Blocked Arteries and Strokes
At age 74, he became unable to walk 100 yards up a slight incline without having to stop because of chest pains caused by blocked arteries, and he had several stents put into the arteries leading to his heart. He also had episodes of fainting and passing out that sound to me like he had a couple of mini-strokes that most likely destroyed the part of his brain that controls short-term memory.

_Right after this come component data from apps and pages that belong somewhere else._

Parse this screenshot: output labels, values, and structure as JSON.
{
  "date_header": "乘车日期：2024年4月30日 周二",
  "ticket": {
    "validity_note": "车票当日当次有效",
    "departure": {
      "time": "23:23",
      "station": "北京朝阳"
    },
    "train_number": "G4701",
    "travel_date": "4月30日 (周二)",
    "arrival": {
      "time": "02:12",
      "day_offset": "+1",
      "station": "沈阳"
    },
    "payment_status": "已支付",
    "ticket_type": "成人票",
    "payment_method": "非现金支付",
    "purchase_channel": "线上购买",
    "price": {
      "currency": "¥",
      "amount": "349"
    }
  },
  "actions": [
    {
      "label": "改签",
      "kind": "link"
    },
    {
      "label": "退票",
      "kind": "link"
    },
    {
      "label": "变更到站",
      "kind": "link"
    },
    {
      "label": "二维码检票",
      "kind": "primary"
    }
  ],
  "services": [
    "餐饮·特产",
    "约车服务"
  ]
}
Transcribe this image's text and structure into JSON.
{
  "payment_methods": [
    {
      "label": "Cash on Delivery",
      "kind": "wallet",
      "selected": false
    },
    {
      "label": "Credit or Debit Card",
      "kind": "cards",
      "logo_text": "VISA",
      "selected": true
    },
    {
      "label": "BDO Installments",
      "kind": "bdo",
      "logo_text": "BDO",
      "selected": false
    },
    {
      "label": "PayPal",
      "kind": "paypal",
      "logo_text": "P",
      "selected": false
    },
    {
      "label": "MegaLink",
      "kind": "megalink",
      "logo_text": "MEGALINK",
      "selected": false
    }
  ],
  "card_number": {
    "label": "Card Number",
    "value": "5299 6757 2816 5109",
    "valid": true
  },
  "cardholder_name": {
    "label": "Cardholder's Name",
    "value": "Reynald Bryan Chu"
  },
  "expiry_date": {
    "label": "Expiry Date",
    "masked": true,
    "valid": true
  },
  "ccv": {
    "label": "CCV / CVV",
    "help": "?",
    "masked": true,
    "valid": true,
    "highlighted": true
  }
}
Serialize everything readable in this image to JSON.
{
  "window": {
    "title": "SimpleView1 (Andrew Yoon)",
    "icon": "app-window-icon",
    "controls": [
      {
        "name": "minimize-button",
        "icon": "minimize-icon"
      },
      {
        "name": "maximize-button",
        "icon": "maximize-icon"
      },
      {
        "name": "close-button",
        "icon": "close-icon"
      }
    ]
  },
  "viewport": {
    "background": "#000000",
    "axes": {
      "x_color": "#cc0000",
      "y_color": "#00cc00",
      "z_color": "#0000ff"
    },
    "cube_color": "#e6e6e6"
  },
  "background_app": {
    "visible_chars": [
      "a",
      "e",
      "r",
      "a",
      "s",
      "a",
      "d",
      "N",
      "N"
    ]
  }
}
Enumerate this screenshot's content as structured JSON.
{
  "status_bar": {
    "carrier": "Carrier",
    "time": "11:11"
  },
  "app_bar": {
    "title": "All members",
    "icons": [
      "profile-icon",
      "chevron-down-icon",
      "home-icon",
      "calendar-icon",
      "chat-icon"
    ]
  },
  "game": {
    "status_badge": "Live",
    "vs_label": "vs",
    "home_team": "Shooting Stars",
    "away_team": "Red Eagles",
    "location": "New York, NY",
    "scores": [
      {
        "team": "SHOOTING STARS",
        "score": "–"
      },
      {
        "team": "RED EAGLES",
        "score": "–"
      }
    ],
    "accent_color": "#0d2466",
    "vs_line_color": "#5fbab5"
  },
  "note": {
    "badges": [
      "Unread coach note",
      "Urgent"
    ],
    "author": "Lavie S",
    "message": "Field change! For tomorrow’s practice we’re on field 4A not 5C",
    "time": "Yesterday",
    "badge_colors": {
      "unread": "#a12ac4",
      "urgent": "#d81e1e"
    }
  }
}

How could one of the worlds’ greatest life-long athletes suffer heart disease and a stroke? To help prevent heart attacks and strokes, you need to eat an anti-inflammatory diet AND exercise. Heart attacks and 90 percent of strokes are not caused by narrowed arteries. They are caused by sudden complete obstruction of blood flow caused by a plaque breaking off from the inner lining of an artery, bleeding and then clotting that completely blocks the flow of blood. Exercise helps to prevent a clot from breaking off, but it does not prevent plaques from forming in arteries. To help prevent heart attacks and strokes, you have to eat an anti-inflammatory diet to reduce the chances of plaques forming in the first place and then you need to exercise regularly to stabilize plaques in your arteries.

Dementia and Chronic Traumatic Encephalopathy
After that, he suffered from progressively worsening short-term memory loss, difficulty speaking and confusion that was much worse at night. He was reported to have improved after two stem cell treatments in Mexico. At age 86, he suffered a major stroke that paralyzed his right side and prevented him from walking or speaking. Most likely he suffered from vascular dementia in which the blood vessels to his brain were so severely damaged that his brain was damaged also. His dementia progressed and eventually he died at age 88, with the most likely diagnosis of Chronic Traumatic Encephalopathy (CTE), caused by the beatings on his head from playing 51 years of professional hockey. This condition has been diagnosed in many former NFL and NHL players. For a detailed discussion of CTE see John Urschel Quits Football

Protect Your Head and Body When You Play Sports
All sports, particularly professional sports, take their toll. Because athletes often compete when they are injured, they can suffer terrible permanent damage to their bodies and they have more than double the incidence of arthritis and joint replacement surgeries.

If you are an exerciser, learn from Gordie Howe’s story. Plan to exercise a little harder on one day; then on the next day, you will feel sore and should take off, or exercise at a relaxed pace, until your muscles feel completely fresh again. Do not exercise intensely when you feel pain. If you develop permanent joint damage and need joint replacements, you will have no scrapbook of newspaper articles or big paychecks to ease your pain.

Gordie Howe
March 31, 1928 – June 10, 2016